This past winter appears to be a more typical one with a lack of real persistent cold and near or a little greater than normal precipitation.
Interesting to compare the local temperature ranges in Star Valley. As an example it is well known by inhabitants that it is colder along the Salt River than in the somewhat higher elevation of Star Valley Ranch. This past winter reflects that difference where the weather station at Star Valley Ranch had only one subzero morning when the mercury dipped to minus 6 on December 23rd.. In stark contrast the same morning the weather station at the Double L Ranch along the Salt River northwest of Etna recorded -27 as did the Afton airport(unofficial reports of -31 north of Grover). Even more surprising while Star Valley Ranch had only one subzero morning all winter the Double L had 26 below zero mornings!
As of the end of this March 169 inches of snow had been measured at the Star Valley Ranch Cocorahs station. At the same time last year the total was 220 inches.
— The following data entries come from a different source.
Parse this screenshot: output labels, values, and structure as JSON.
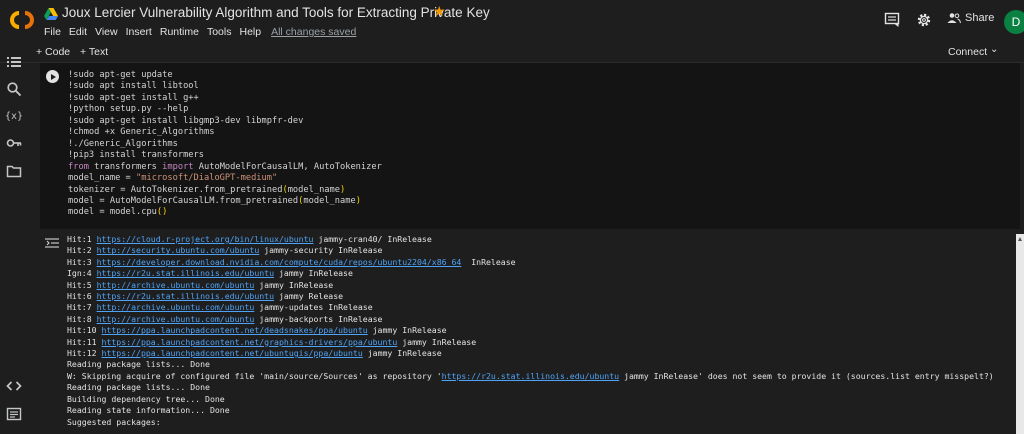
{
  "header": {
    "title": "Joux Lercier Vulnerability Algorithm and Tools for Extracting Private Key",
    "menu": [
      "File",
      "Edit",
      "View",
      "Insert",
      "Runtime",
      "Tools",
      "Help"
    ],
    "saved_status": "All changes saved",
    "share_label": "Share",
    "avatar_letter": "D"
  },
  "toolbar": {
    "add_code": "+ Code",
    "add_text": "+ Text",
    "connect": "Connect"
  },
  "cell": {
    "code_lines": [
      "!sudo apt-get update",
      "!sudo apt install libtool",
      "!sudo apt-get install g++",
      "!python setup.py --help",
      "!sudo apt-get install libgmp3-dev libmpfr-dev",
      "!chmod +x Generic_Algorithms",
      "!./Generic_Algorithms",
      "!pip3 install transformers",
      "from transformers import AutoModelForCausalLM, AutoTokenizer",
      "model_name = \"microsoft/DialoGPT-medium\"",
      "tokenizer = AutoTokenizer.from_pretrained(model_name)",
      "model = AutoModelForCausalLM.from_pretrained(model_name)",
      "model = model.cpu()"
    ]
  },
  "output": {
    "lines": [
      {
        "pre": "Hit:1 ",
        "link": "https://cloud.r-project.org/bin/linux/ubuntu",
        "post": " jammy-cran40/ InRelease"
      },
      {
        "pre": "Hit:2 ",
        "link": "http://security.ubuntu.com/ubuntu",
        "post": " jammy-security InRelease"
      },
      {
        "pre": "Hit:3 ",
        "link": "https://developer.download.nvidia.com/compute/cuda/repos/ubuntu2204/x86_64",
        "post": "  InRelease"
      },
      {
        "pre": "Ign:4 ",
        "link": "https://r2u.stat.illinois.edu/ubuntu",
        "post": " jammy InRelease"
      },
      {
        "pre": "Hit:5 ",
        "link": "http://archive.ubuntu.com/ubuntu",
        "post": " jammy InRelease"
      },
      {
        "pre": "Hit:6 ",
        "link": "https://r2u.stat.illinois.edu/ubuntu",
        "post": " jammy Release"
      },
      {
        "pre": "Hit:7 ",
        "link": "http://archive.ubuntu.com/ubuntu",
        "post": " jammy-updates InRelease"
      },
      {
        "pre": "Hit:8 ",
        "link": "http://archive.ubuntu.com/ubuntu",
        "post": " jammy-backports InRelease"
      },
      {
        "pre": "Hit:10 ",
        "link": "https://ppa.launchpadcontent.net/deadsnakes/ppa/ubuntu",
        "post": " jammy InRelease"
      },
      {
        "pre": "Hit:11 ",
        "link": "https://ppa.launchpadcontent.net/graphics-drivers/ppa/ubuntu",
        "post": " jammy InRelease"
      },
      {
        "pre": "Hit:12 ",
        "link": "https://ppa.launchpadcontent.net/ubuntugis/ppa/ubuntu",
        "post": " jammy InRelease"
      },
      {
        "pre": "Reading package lists... Done",
        "link": "",
        "post": ""
      },
      {
        "pre": "W: Skipping acquire of configured file 'main/source/Sources' as repository '",
        "link": "https://r2u.stat.illinois.edu/ubuntu",
        "post": " jammy InRelease' does not seem to provide it (sources.list entry misspelt?)"
      },
      {
        "pre": "Reading package lists... Done",
        "link": "",
        "post": ""
      },
      {
        "pre": "Building dependency tree... Done",
        "link": "",
        "post": ""
      },
      {
        "pre": "Reading state information... Done",
        "link": "",
        "post": ""
      },
      {
        "pre": "Suggested packages:",
        "link": "",
        "post": ""
      }
    ]
  },
  "icons": {
    "logo": "colab-logo",
    "drive": "drive-icon",
    "star": "star-icon",
    "comment": "comment-icon",
    "settings": "gear-icon",
    "share": "people-icon",
    "sidebar": [
      "table-of-contents-icon",
      "search-icon",
      "variables-icon",
      "secrets-key-icon",
      "folder-icon",
      "code-snippets-icon",
      "terminal-icon"
    ]
  },
  "colors": {
    "star": "#f29900",
    "avatar_bg": "#0b8043",
    "link": "#4fa3f7"
  }
}
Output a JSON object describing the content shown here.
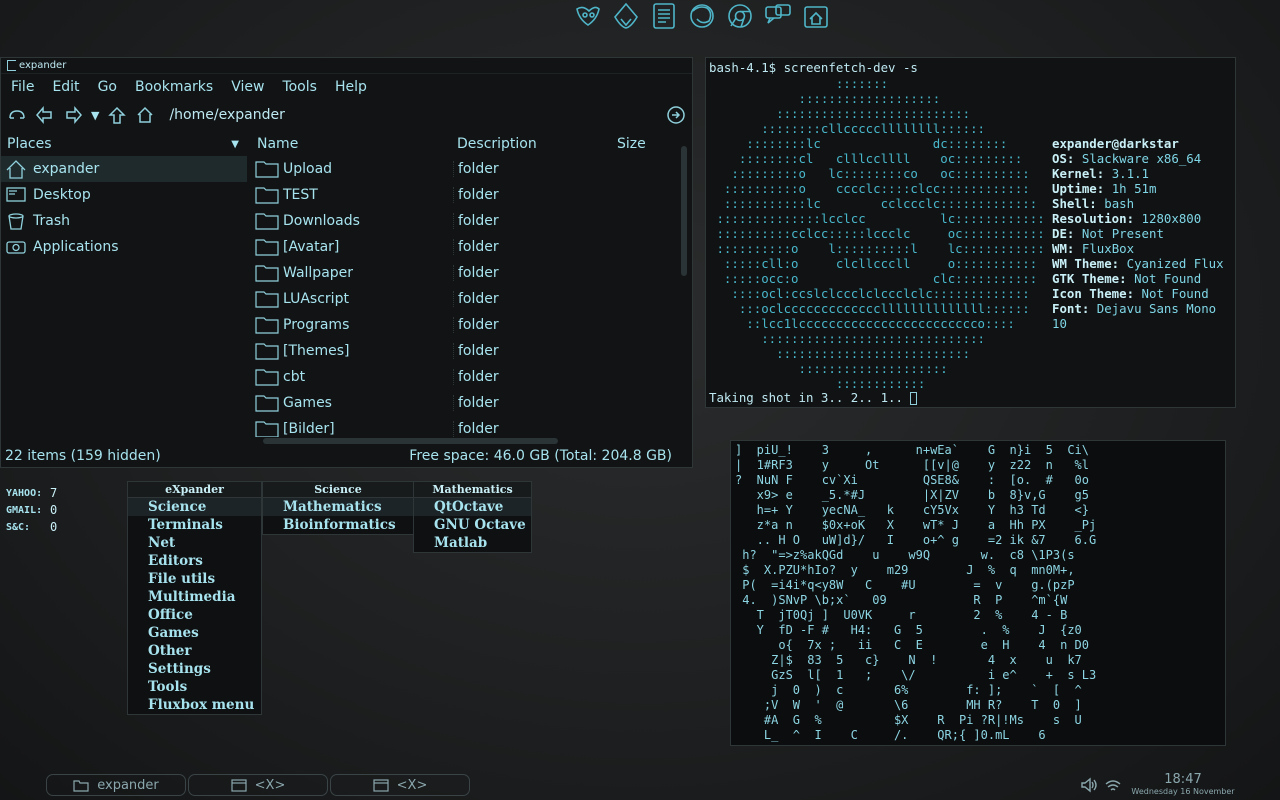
{
  "launcher": {
    "icons": [
      "gimp-icon",
      "inkscape-icon",
      "text-editor-icon",
      "firefox-icon",
      "chrome-icon",
      "chat-icon",
      "home-icon"
    ]
  },
  "filemanager": {
    "title": "expander",
    "menu": [
      "File",
      "Edit",
      "Go",
      "Bookmarks",
      "View",
      "Tools",
      "Help"
    ],
    "path": "/home/expander",
    "places_label": "Places",
    "places": [
      {
        "label": "expander",
        "icon": "home-icon",
        "selected": true
      },
      {
        "label": "Desktop",
        "icon": "desktop-icon",
        "selected": false
      },
      {
        "label": "Trash",
        "icon": "trash-icon",
        "selected": false
      },
      {
        "label": "Applications",
        "icon": "applications-icon",
        "selected": false
      }
    ],
    "columns": {
      "name": "Name",
      "desc": "Description",
      "size": "Size"
    },
    "files": [
      {
        "name": "Upload",
        "desc": "folder"
      },
      {
        "name": "TEST",
        "desc": "folder"
      },
      {
        "name": "Downloads",
        "desc": "folder"
      },
      {
        "name": "[Avatar]",
        "desc": "folder"
      },
      {
        "name": "Wallpaper",
        "desc": "folder"
      },
      {
        "name": "LUAscript",
        "desc": "folder"
      },
      {
        "name": "Programs",
        "desc": "folder"
      },
      {
        "name": "[Themes]",
        "desc": "folder"
      },
      {
        "name": "cbt",
        "desc": "folder"
      },
      {
        "name": "Games",
        "desc": "folder"
      },
      {
        "name": "[Bilder]",
        "desc": "folder"
      }
    ],
    "status_left": "22 items (159 hidden)",
    "status_right": "Free space: 46.0 GB (Total: 204.8 GB)"
  },
  "terminal": {
    "command": "bash-4.1$ screenfetch-dev -s",
    "ascii_art": "                 :::::::\n            :::::::::::::::::::\n         ::::::::::::::::::::::::::\n       ::::::::cllcccccllllllll::::::\n     ::::::::lc               dc::::::::\n    ::::::::cl   clllccllll    oc:::::::::\n   :::::::::o   lc::::::::co   oc::::::::::\n  ::::::::::o    cccclc::::clcc::::::::::::\n  :::::::::::lc        cclccclc:::::::::::::\n ::::::::::::::lcclcc          lc::::::::::::\n ::::::::::cclcc:::::lccclc     oc:::::::::::\n ::::::::::o    l::::::::::l    lc:::::::::::\n  :::::cll:o     clcllcccll     o:::::::::::\n  :::::occ:o                  clc:::::::::::\n   ::::ocl:ccslclccclclccclclc:::::::::::::\n    :::oclcccccccccccccllllllllllllll::::::\n     ::lcc1lcccccccccccccccccccccccco::::\n       ::::::::::::::::::::::::::::::\n         ::::::::::::::::::::::::::\n            ::::::::::::::::::::\n                 ::::::::::::",
    "user": "expander@darkstar",
    "info": [
      {
        "k": "OS:",
        "v": "Slackware x86_64"
      },
      {
        "k": "Kernel:",
        "v": "3.1.1"
      },
      {
        "k": "Uptime:",
        "v": "1h 51m"
      },
      {
        "k": "Shell:",
        "v": "bash"
      },
      {
        "k": "Resolution:",
        "v": "1280x800"
      },
      {
        "k": "DE:",
        "v": "Not Present"
      },
      {
        "k": "WM:",
        "v": "FluxBox"
      },
      {
        "k": "WM Theme:",
        "v": "Cyanized Flux"
      },
      {
        "k": "GTK Theme:",
        "v": "Not Found"
      },
      {
        "k": "Icon Theme:",
        "v": "Not Found"
      },
      {
        "k": "Font:",
        "v": "Dejavu Sans Mono 10"
      }
    ],
    "prompt": "Taking shot in 3.. 2.. 1.. "
  },
  "mail_status": [
    {
      "label": "YAHOO:",
      "count": "7"
    },
    {
      "label": "GMAIL:",
      "count": "0"
    },
    {
      "label": "S&C:",
      "count": "0"
    }
  ],
  "menus": {
    "root": {
      "title": "eXpander",
      "items": [
        "Science",
        "Terminals",
        "Net",
        "Editors",
        "File utils",
        "Multimedia",
        "Office",
        "Games",
        "Other",
        "Settings",
        "Tools",
        "Fluxbox menu"
      ]
    },
    "science": {
      "title": "Science",
      "items": [
        "Mathematics",
        "Bioinformatics"
      ]
    },
    "math": {
      "title": "Mathematics",
      "items": [
        "QtOctave",
        "GNU Octave",
        "Matlab"
      ]
    }
  },
  "matrix_text": "]  piU_!    3     ,      n+wEa`    G  n}i  5  Ci\\\n|  1#RF3    y     Ot      [[v|@    y  z22  n   %l\n?  NuN F    cv`Xi         QSE8&    :  [o.  #   0o\n   x9> e    _5.*#J        |X|ZV    b  8}v,G    g5\n   h=+ Y    yecNA_   k    cY5Vx    Y  h3 Td    <}\n   z*a n    $0x+oK   X    wT* J    a  Hh PX    _Pj\n   .. H O   uW]d}/   I    o+^ g    =2 ik &7    6.G\n h?  \"=>z%akQGd    u    w9Q       w.  c8 \\1P3(s\n $  X.PZU*hIo?  y    m29        J  %  q  mn0M+,\n P(  =i4i*q<y8W   C    #U        =  v    g.(pzP\n 4.  )SNvP \\b;x`   09            R  P    ^m`{W\n   T  jT0Qj ]  U0VK     r        2  %    4 - B\n   Y  fD -F #   H4:   G  5        .  %    J  {z0\n      o{  7x ;   ii   C  E        e  H    4  n D0\n     Z|$  83  5   c}    N  !       4  x    u  k7\n     GzS  l[  1   ;    \\/          i e^    +  s L3\n     j  0  )  c       6%        f: ];    `  [  ^\n    ;V  W  '  @       \\6        MH R?    T  0  ]\n    #A  G  %          $X    R  Pi ?R|!Ms    s  U\n    L_  ^  I    C     /.    QR;{ ]0.mL    6",
  "taskbar": [
    {
      "label": "expander",
      "icon": "folder-icon"
    },
    {
      "label": "<X>",
      "icon": "window-icon"
    },
    {
      "label": "<X>",
      "icon": "window-icon"
    }
  ],
  "clock": {
    "time": "18:47",
    "date": "Wednesday 16 November"
  }
}
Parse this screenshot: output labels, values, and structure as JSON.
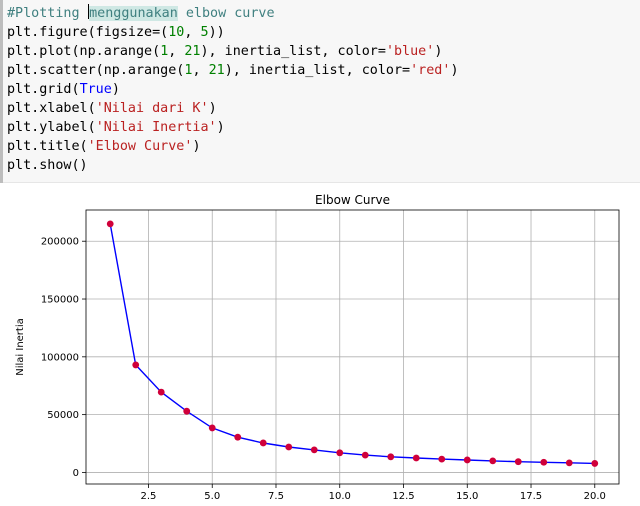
{
  "code_cell": {
    "lines": [
      [
        {
          "t": "comment",
          "v": "#Plotting "
        },
        {
          "t": "hl",
          "v": "menggunakan"
        },
        {
          "t": "comment",
          "v": " elbow curve"
        }
      ],
      [
        {
          "t": "p",
          "v": "plt.figure(figsize=("
        },
        {
          "t": "num",
          "v": "10"
        },
        {
          "t": "p",
          "v": ", "
        },
        {
          "t": "num",
          "v": "5"
        },
        {
          "t": "p",
          "v": "))"
        }
      ],
      [
        {
          "t": "p",
          "v": "plt.plot(np.arange("
        },
        {
          "t": "num",
          "v": "1"
        },
        {
          "t": "p",
          "v": ", "
        },
        {
          "t": "num",
          "v": "21"
        },
        {
          "t": "p",
          "v": "), inertia_list, color="
        },
        {
          "t": "str",
          "v": "'blue'"
        },
        {
          "t": "p",
          "v": ")"
        }
      ],
      [
        {
          "t": "p",
          "v": "plt.scatter(np.arange("
        },
        {
          "t": "num",
          "v": "1"
        },
        {
          "t": "p",
          "v": ", "
        },
        {
          "t": "num",
          "v": "21"
        },
        {
          "t": "p",
          "v": "), inertia_list, color="
        },
        {
          "t": "str",
          "v": "'red'"
        },
        {
          "t": "p",
          "v": ")"
        }
      ],
      [
        {
          "t": "p",
          "v": "plt.grid("
        },
        {
          "t": "kw",
          "v": "True"
        },
        {
          "t": "p",
          "v": ")"
        }
      ],
      [
        {
          "t": "p",
          "v": "plt.xlabel("
        },
        {
          "t": "str",
          "v": "'Nilai dari K'"
        },
        {
          "t": "p",
          "v": ")"
        }
      ],
      [
        {
          "t": "p",
          "v": "plt.ylabel("
        },
        {
          "t": "str",
          "v": "'Nilai Inertia'"
        },
        {
          "t": "p",
          "v": ")"
        }
      ],
      [
        {
          "t": "p",
          "v": "plt.title("
        },
        {
          "t": "str",
          "v": "'Elbow Curve'"
        },
        {
          "t": "p",
          "v": ")"
        }
      ],
      [
        {
          "t": "p",
          "v": "plt.show()"
        }
      ]
    ]
  },
  "colors": {
    "line": "#0000ff",
    "marker": "#d0003a",
    "grid": "#b0b0b0",
    "cell_background": "#f7f7f7"
  },
  "chart_data": {
    "type": "line",
    "title": "Elbow Curve",
    "xlabel": "Nilai dari K",
    "ylabel": "Nilai Inertia",
    "grid": true,
    "xlim": [
      0.05,
      20.95
    ],
    "ylim": [
      -10000,
      227000
    ],
    "xticks": [
      2.5,
      5.0,
      7.5,
      10.0,
      12.5,
      15.0,
      17.5,
      20.0
    ],
    "xtick_labels": [
      "2.5",
      "5.0",
      "7.5",
      "10.0",
      "12.5",
      "15.0",
      "17.5",
      "20.0"
    ],
    "yticks": [
      0,
      50000,
      100000,
      150000,
      200000
    ],
    "ytick_labels": [
      "0",
      "50000",
      "100000",
      "150000",
      "200000"
    ],
    "series": [
      {
        "x": [
          1,
          2,
          3,
          4,
          5,
          6,
          7,
          8,
          9,
          10,
          11,
          12,
          13,
          14,
          15,
          16,
          17,
          18,
          19,
          20
        ],
        "y": [
          215000,
          93000,
          69500,
          53000,
          38500,
          30500,
          25500,
          22000,
          19500,
          17000,
          15000,
          13500,
          12500,
          11500,
          10800,
          10000,
          9300,
          8800,
          8300,
          7800
        ]
      }
    ]
  }
}
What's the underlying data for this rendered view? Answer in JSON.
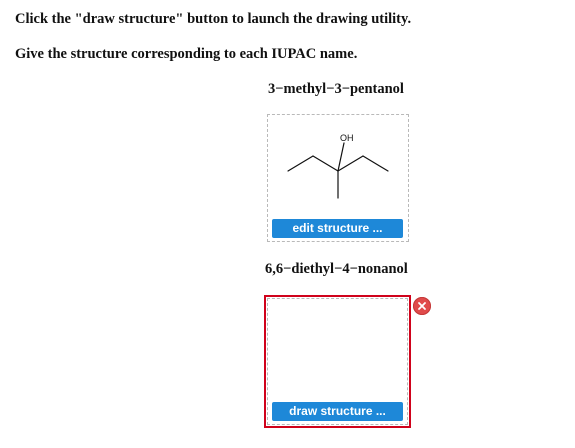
{
  "instructions": {
    "line1": "Click the \"draw structure\" button to launch the drawing utility.",
    "line2": "Give the structure corresponding to each IUPAC name."
  },
  "questions": [
    {
      "name": "3−methyl−3−pentanol",
      "structure_label": "OH",
      "button_label": "edit structure ..."
    },
    {
      "name": "6,6−diethyl−4−nonanol",
      "button_label": "draw structure ..."
    }
  ],
  "colors": {
    "button": "#1e88d8",
    "error_border": "#d0021b",
    "close_button": "#e04b4b"
  },
  "icons": {
    "remove": "close-icon"
  }
}
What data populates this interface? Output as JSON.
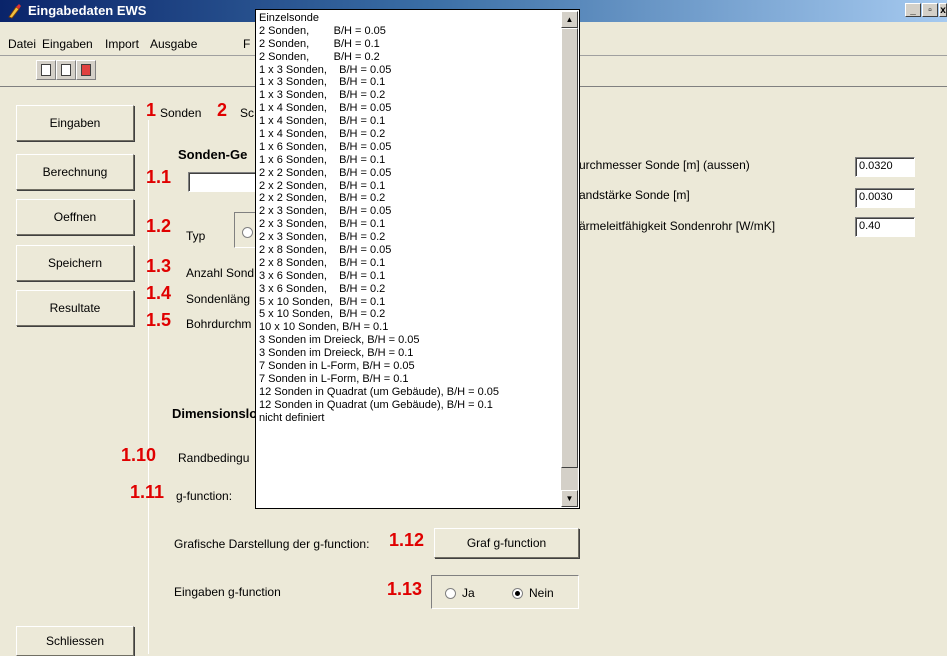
{
  "window": {
    "title": "Eingabedaten EWS",
    "min_label": "_",
    "max_label": "▫",
    "close_label": "x"
  },
  "menu": [
    "Datei",
    "Eingaben",
    "Import",
    "Ausgabe",
    "F"
  ],
  "sidebar": {
    "buttons": [
      "Eingaben",
      "Berechnung",
      "Oeffnen",
      "Speichern",
      "Resultate"
    ],
    "close_button": "Schliessen"
  },
  "tabs": {
    "sonden_marker": "1",
    "sonden_label": "Sonden",
    "second_marker": "2",
    "second_label": "Sc"
  },
  "form": {
    "section_title": "Sonden-Ge",
    "markers": {
      "m1_1": "1.1",
      "m1_2": "1.2",
      "m1_3": "1.3",
      "m1_4": "1.4",
      "m1_5": "1.5",
      "m1_10": "1.10",
      "m1_11": "1.11",
      "m1_12": "1.12",
      "m1_13": "1.13"
    },
    "typ_label": "Typ",
    "anzahl_label": "Anzahl Sond",
    "laenge_label": "Sondenläng",
    "bohr_label": "Bohrdurchm",
    "dimension_label": "Dimensionslo",
    "rand_label": "Randbedingu",
    "gfunc_label": "g-function:",
    "graf_label": "Grafische Darstellung der g-function:",
    "graf_button": "Graf g-function",
    "eingaben_gfunc_label": "Eingaben g-function",
    "radio_ja": "Ja",
    "radio_nein": "Nein",
    "radio_selected": "Nein"
  },
  "right_fields": [
    {
      "label": "urchmesser Sonde [m] (aussen)",
      "value": "0.0320"
    },
    {
      "label": "andstärke Sonde [m]",
      "value": "0.0030"
    },
    {
      "label": "ärmeleitfähigkeit Sondenrohr [W/mK]",
      "value": "0.40"
    }
  ],
  "dropdown": {
    "items": [
      "Einzelsonde",
      "2 Sonden,        B/H = 0.05",
      "2 Sonden,        B/H = 0.1",
      "2 Sonden,        B/H = 0.2",
      "1 x 3 Sonden,    B/H = 0.05",
      "1 x 3 Sonden,    B/H = 0.1",
      "1 x 3 Sonden,    B/H = 0.2",
      "1 x 4 Sonden,    B/H = 0.05",
      "1 x 4 Sonden,    B/H = 0.1",
      "1 x 4 Sonden,    B/H = 0.2",
      "1 x 6 Sonden,    B/H = 0.05",
      "1 x 6 Sonden,    B/H = 0.1",
      "2 x 2 Sonden,    B/H = 0.05",
      "2 x 2 Sonden,    B/H = 0.1",
      "2 x 2 Sonden,    B/H = 0.2",
      "2 x 3 Sonden,    B/H = 0.05",
      "2 x 3 Sonden,    B/H = 0.1",
      "2 x 3 Sonden,    B/H = 0.2",
      "2 x 8 Sonden,    B/H = 0.05",
      "2 x 8 Sonden,    B/H = 0.1",
      "3 x 6 Sonden,    B/H = 0.1",
      "3 x 6 Sonden,    B/H = 0.2",
      "5 x 10 Sonden,  B/H = 0.1",
      "5 x 10 Sonden,  B/H = 0.2",
      "10 x 10 Sonden, B/H = 0.1",
      "3 Sonden im Dreieck, B/H = 0.05",
      "3 Sonden im Dreieck, B/H = 0.1",
      "7 Sonden in L-Form, B/H = 0.05",
      "7 Sonden in L-Form, B/H = 0.1",
      "12 Sonden in Quadrat (um Gebäude), B/H = 0.05",
      "12 Sonden in Quadrat (um Gebäude), B/H = 0.1",
      "nicht definiert"
    ],
    "icons": {
      "up": "triangle-up-icon",
      "down": "triangle-down-icon"
    }
  }
}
The final total for last year was 248 inches.
Following are some graphics providing a more general overview of Wyoming weather conditions this past winter.
Much of Western Wyoming including Lincoln County has had above normal precipitation. It has been quite dry east of the mountains where it typically is dry anyway during the winter.
Only the southwest border areas have any signs of drought, unlike Utah and Colorado southward.
Much of Wyoming except for the northern counties have had a milder than normal winter.
Taking a look ahead into April the forecast continues the trend of this past winter with warm across the southern states and cold still across the northern plains. Wyoming is expected to be near normal.
The first part of April is for wetter and a little cooler than normal across Wyoming